"The dress code referenced in the media is not a PwC policy," the statement reads. "PwC does not have specific dress guidelines for male or female employees, but we ask our people to exercise their own judgement around the business environment they're operating in."

PwC followed its initial statement with an updated statement that Portico is "updating its uniform policy with immediate effect."
Related Video:
Advertisement

More from Global News

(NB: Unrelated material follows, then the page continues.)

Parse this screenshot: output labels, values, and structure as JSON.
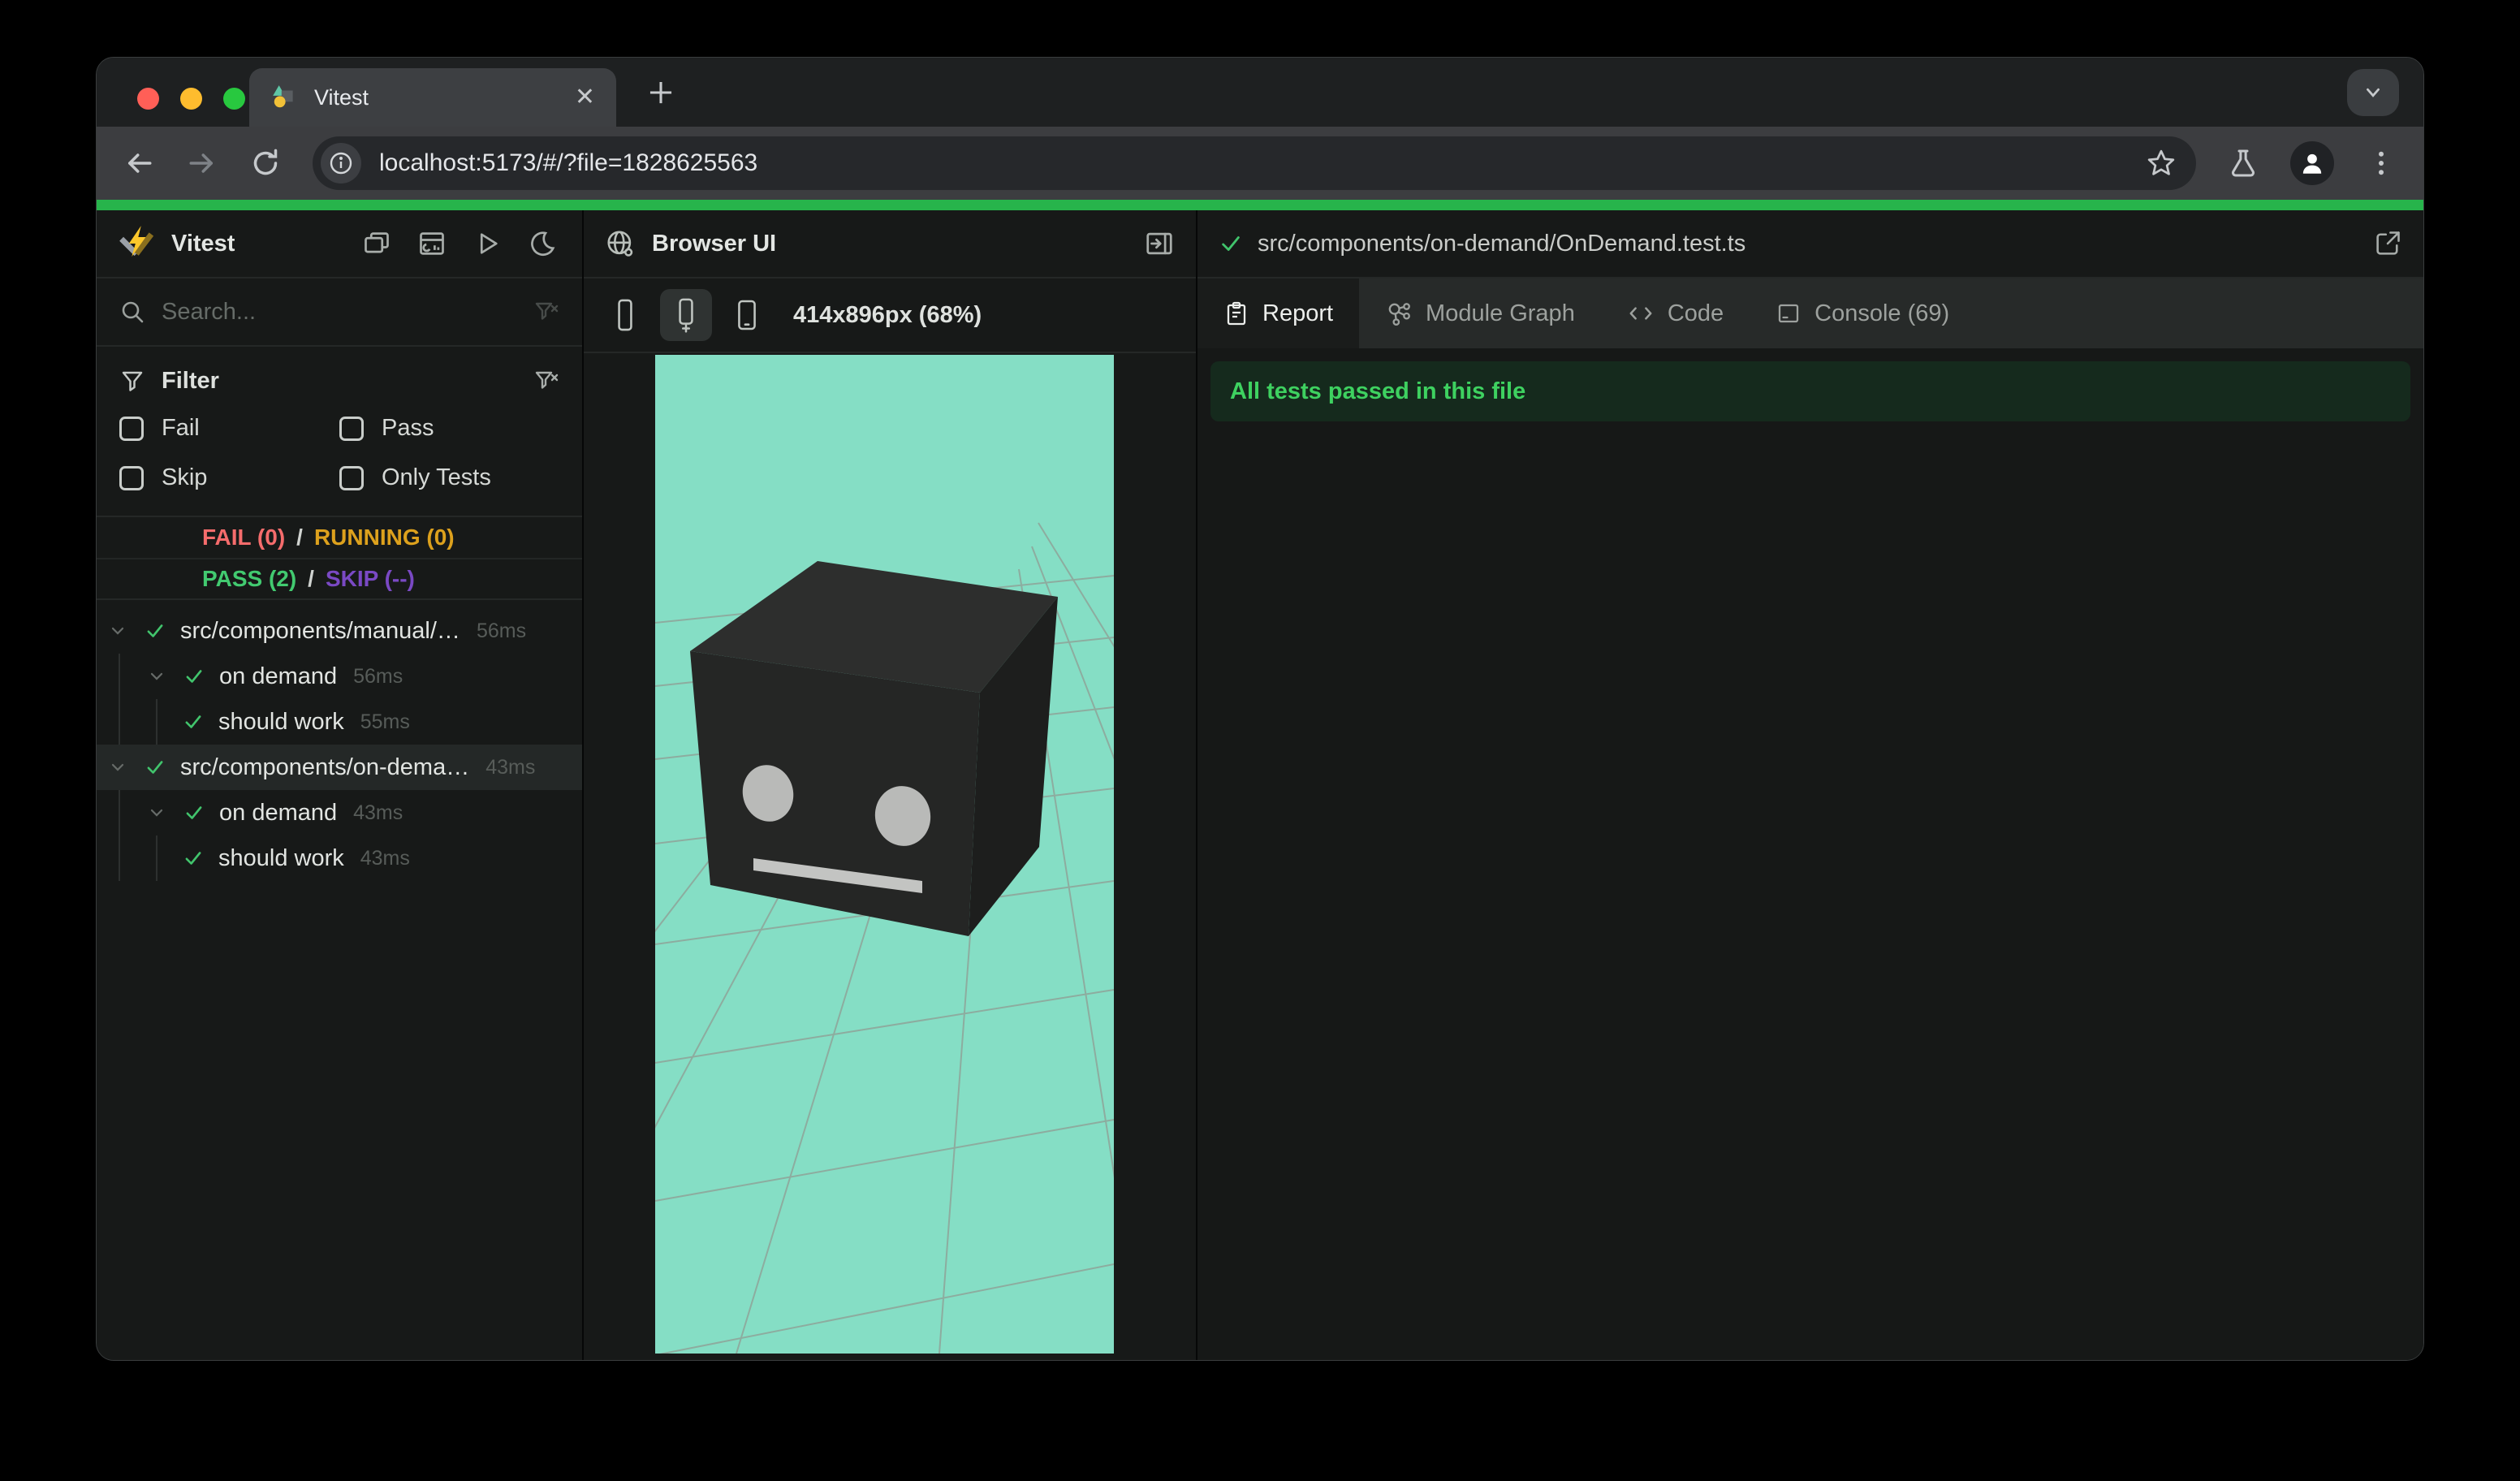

The bill lowers the age at which children can receive a prison sentence from 14 to 12, for involvement in “acts of terror,” which are described as “murder...
In case you had gone too long without remembering that women are unreasonably punished for not being amenable and interested in men at all times, here's an...
Canadian Prime Minister Justin Trudeau may be everyone's favorite woke bae, but there's a tiny royal who was not exactly impressed by him last weekend. ...
I want to continue to support female activists, and hope that by starting with a small, singular task like refusing straws, I can encourage each one of you...
A ruling last month by Ayatollah Ali Khamenei stated that Iranian women could not ride bicycles because it "attracts the attention of men and exposes the ...
“It’s a special school for me because I was a student there. But I don’t think I can see a way back there now,” she said
For many refugees, the struggle to survive doesn't end after fleeing war-torn Syria. With the help of 17-year-old Khaldeya, we're taking you straight to ...
(Paid Content) 2016 is shaping up to be the hottest year on record. How many thousands of studies will have to be published before everyone is on board ...
Here's your daily cry: A little boy from New York is inviting a Syrian child his age to come and live with him in safety. “We will give him a family, and ...
Natasha Maimba, 14, and Minahil Sarfraz, 15, do a lot of the same things any teen girls do. Maimba plays the guitar. Sarfraz likes to mug for the camera...
Emma Watson addressed the U.N. General Assembly again Tuesday, delivering a powerful speech calling for the reform of campus sexual assault policies. ...
Michelle Obama appeared at one of Broadway's landmark theaters Monday, taking the stage along with some of the industry's biggest stars. No, FLOTUS isn...
International human rights lawyer Amal Clooney and her client Nadia Murad are teaming up to sue ISIS. Murad, a Yazidi woman who says she prayed for death ...
Kim Kardashian blasted deniers of the Armenian genocide in a full-page ad in Saturday's New York Times. Kardashian has been a passionate advocate for ...